--- REQUIRED ACTION ---
Pull out every line below that contains the word "Apply".

--- MATERIAL FOR THIS EXERCISE ---
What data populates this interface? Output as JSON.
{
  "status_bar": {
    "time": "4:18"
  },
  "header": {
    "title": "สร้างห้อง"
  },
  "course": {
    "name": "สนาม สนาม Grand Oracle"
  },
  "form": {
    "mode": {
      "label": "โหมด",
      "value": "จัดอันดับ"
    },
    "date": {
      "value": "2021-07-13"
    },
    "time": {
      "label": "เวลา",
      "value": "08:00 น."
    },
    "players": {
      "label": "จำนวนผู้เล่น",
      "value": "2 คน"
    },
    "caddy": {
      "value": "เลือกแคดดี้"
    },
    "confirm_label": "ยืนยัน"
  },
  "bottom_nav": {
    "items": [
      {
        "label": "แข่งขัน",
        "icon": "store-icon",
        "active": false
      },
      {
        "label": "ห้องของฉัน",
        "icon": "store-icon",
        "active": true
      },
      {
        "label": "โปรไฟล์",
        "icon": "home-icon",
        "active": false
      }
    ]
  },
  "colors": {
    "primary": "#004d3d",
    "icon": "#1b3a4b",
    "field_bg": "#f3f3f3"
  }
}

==

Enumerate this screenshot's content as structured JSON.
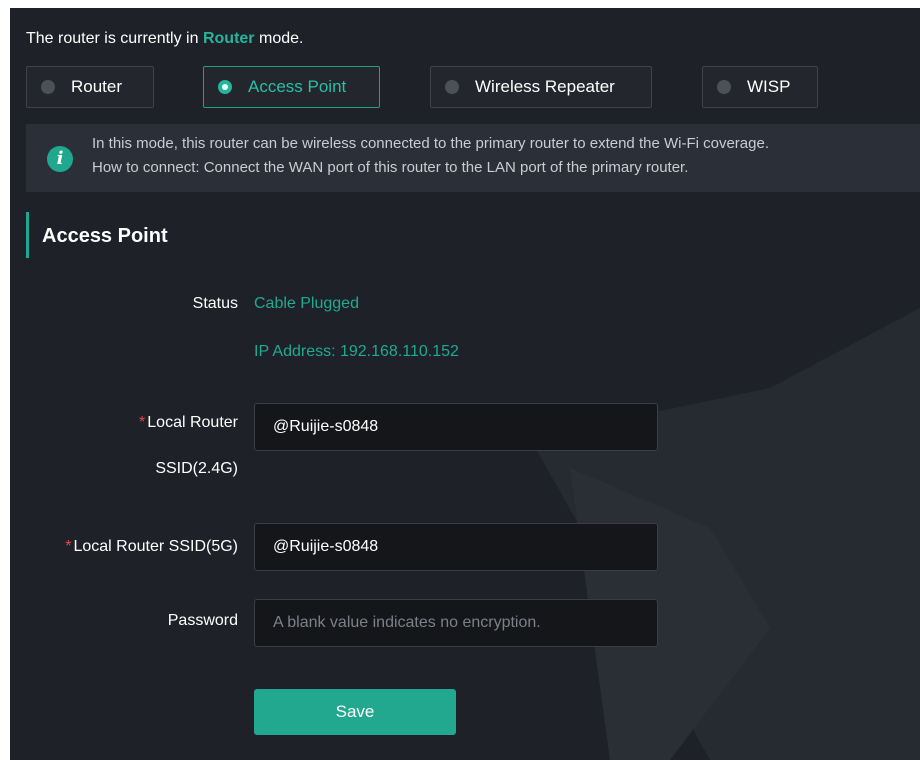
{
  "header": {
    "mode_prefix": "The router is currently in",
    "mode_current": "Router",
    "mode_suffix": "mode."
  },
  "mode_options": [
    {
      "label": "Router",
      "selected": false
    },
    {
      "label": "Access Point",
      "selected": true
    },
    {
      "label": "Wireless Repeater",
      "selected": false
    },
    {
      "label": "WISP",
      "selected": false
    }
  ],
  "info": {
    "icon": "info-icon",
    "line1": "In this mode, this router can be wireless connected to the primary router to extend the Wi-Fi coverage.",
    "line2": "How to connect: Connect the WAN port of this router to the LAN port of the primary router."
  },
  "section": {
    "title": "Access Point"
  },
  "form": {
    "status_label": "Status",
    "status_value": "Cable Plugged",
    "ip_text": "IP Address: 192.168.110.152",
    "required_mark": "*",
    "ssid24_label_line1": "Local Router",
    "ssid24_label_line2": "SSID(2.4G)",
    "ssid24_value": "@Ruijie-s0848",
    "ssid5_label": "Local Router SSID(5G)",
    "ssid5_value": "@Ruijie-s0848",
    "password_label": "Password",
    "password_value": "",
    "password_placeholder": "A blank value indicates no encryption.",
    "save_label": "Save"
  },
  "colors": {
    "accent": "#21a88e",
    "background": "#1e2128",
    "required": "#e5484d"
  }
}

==

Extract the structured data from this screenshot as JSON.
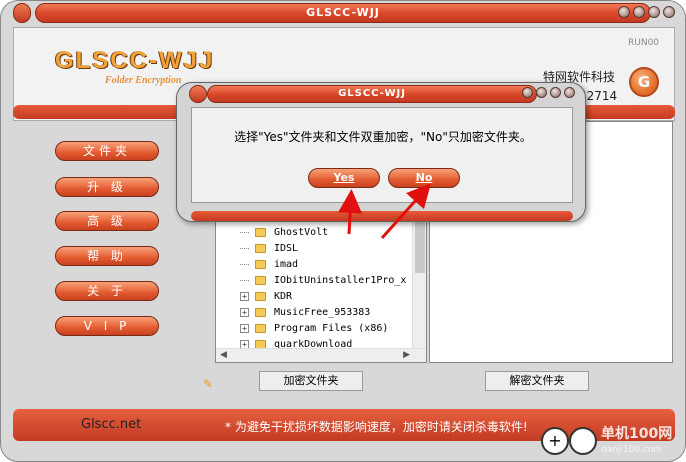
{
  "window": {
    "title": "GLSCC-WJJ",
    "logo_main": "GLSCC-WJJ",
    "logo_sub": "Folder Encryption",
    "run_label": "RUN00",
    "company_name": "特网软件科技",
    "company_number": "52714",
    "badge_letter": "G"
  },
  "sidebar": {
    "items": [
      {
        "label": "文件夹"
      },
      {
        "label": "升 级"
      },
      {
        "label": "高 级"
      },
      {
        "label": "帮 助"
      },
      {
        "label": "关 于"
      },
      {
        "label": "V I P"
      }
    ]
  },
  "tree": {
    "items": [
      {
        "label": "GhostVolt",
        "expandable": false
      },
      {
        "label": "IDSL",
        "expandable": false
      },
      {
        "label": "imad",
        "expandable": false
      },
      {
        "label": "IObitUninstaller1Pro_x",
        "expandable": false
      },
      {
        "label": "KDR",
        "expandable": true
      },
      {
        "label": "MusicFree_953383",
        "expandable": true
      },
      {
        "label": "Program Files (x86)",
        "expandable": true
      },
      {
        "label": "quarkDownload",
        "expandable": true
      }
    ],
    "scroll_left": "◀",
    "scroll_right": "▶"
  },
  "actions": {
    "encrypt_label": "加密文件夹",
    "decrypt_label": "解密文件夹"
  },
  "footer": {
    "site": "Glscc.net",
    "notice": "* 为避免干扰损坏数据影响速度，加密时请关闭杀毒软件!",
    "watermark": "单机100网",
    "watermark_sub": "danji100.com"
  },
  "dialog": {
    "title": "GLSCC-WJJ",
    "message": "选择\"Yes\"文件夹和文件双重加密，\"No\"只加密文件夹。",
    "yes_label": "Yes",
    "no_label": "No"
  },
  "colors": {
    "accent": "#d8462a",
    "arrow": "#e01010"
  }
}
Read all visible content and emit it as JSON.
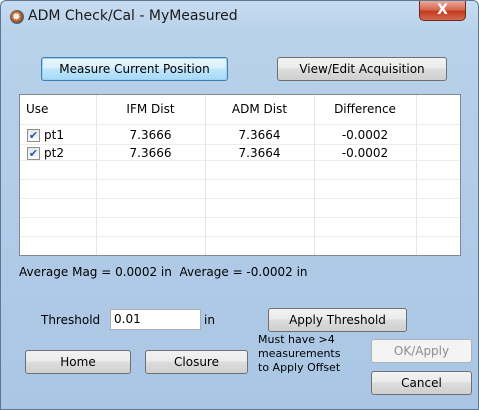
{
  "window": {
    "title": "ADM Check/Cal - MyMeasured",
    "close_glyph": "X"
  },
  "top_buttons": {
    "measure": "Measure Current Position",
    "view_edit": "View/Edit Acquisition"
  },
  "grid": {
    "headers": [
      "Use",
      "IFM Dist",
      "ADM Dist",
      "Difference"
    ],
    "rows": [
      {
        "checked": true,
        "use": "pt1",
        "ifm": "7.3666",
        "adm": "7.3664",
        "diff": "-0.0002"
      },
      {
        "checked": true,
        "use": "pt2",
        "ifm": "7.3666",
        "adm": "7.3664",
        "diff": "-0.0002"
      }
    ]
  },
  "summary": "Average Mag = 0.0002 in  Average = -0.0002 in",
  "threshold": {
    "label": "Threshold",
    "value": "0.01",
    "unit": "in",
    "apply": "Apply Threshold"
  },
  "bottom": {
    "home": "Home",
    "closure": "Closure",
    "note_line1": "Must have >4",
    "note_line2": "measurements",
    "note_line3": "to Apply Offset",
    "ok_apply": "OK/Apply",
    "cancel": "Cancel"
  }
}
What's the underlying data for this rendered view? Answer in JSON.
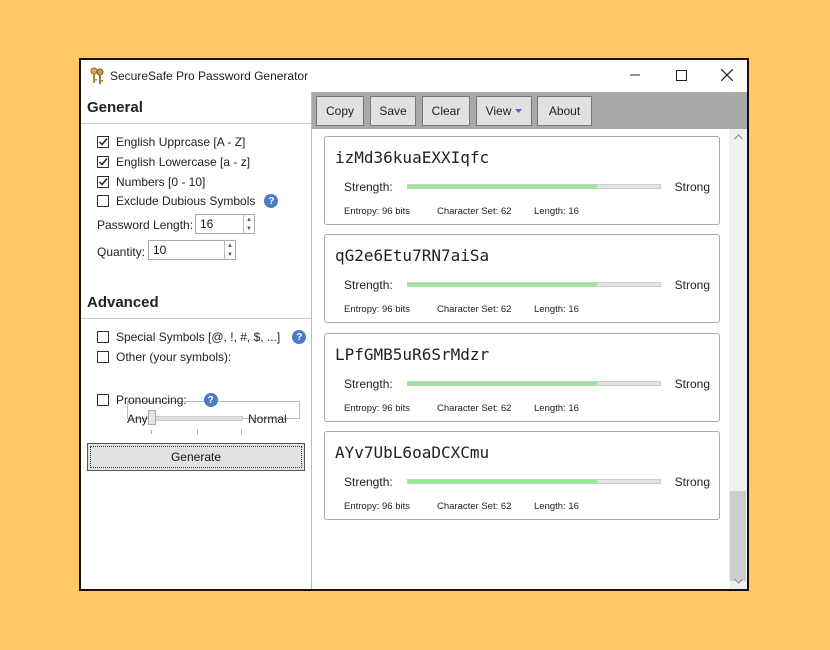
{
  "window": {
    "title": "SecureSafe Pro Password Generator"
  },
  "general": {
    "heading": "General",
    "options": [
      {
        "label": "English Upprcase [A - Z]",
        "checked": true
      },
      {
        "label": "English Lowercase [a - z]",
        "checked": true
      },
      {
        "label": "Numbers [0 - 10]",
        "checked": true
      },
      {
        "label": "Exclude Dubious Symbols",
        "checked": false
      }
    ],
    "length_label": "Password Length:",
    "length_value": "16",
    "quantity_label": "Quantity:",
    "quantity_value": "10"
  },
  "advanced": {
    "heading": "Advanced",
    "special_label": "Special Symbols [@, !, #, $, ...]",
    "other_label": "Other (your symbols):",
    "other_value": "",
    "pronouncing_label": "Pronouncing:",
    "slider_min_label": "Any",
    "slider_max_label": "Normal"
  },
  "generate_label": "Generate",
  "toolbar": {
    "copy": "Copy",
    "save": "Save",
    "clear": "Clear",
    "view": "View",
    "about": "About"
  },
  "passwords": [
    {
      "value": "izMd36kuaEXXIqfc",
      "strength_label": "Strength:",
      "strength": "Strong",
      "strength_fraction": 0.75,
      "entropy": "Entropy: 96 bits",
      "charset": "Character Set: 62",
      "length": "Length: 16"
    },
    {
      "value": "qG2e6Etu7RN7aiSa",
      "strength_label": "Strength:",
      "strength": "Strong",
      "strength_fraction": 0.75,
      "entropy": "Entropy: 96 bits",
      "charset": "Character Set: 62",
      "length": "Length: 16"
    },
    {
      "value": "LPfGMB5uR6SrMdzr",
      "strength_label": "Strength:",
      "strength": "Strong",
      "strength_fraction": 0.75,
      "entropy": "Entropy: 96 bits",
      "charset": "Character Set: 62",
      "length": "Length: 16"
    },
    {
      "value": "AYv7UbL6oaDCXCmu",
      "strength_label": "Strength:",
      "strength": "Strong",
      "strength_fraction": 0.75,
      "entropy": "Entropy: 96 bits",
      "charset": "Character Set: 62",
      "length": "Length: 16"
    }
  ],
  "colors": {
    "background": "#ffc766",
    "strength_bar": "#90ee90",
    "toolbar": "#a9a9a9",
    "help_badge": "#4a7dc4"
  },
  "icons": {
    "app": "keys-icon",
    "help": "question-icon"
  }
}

--- SOLUTION ---
    "apply": "Apply Threshold"
    "note_line3": "to Apply Offset",
    "ok_apply": "OK/Apply",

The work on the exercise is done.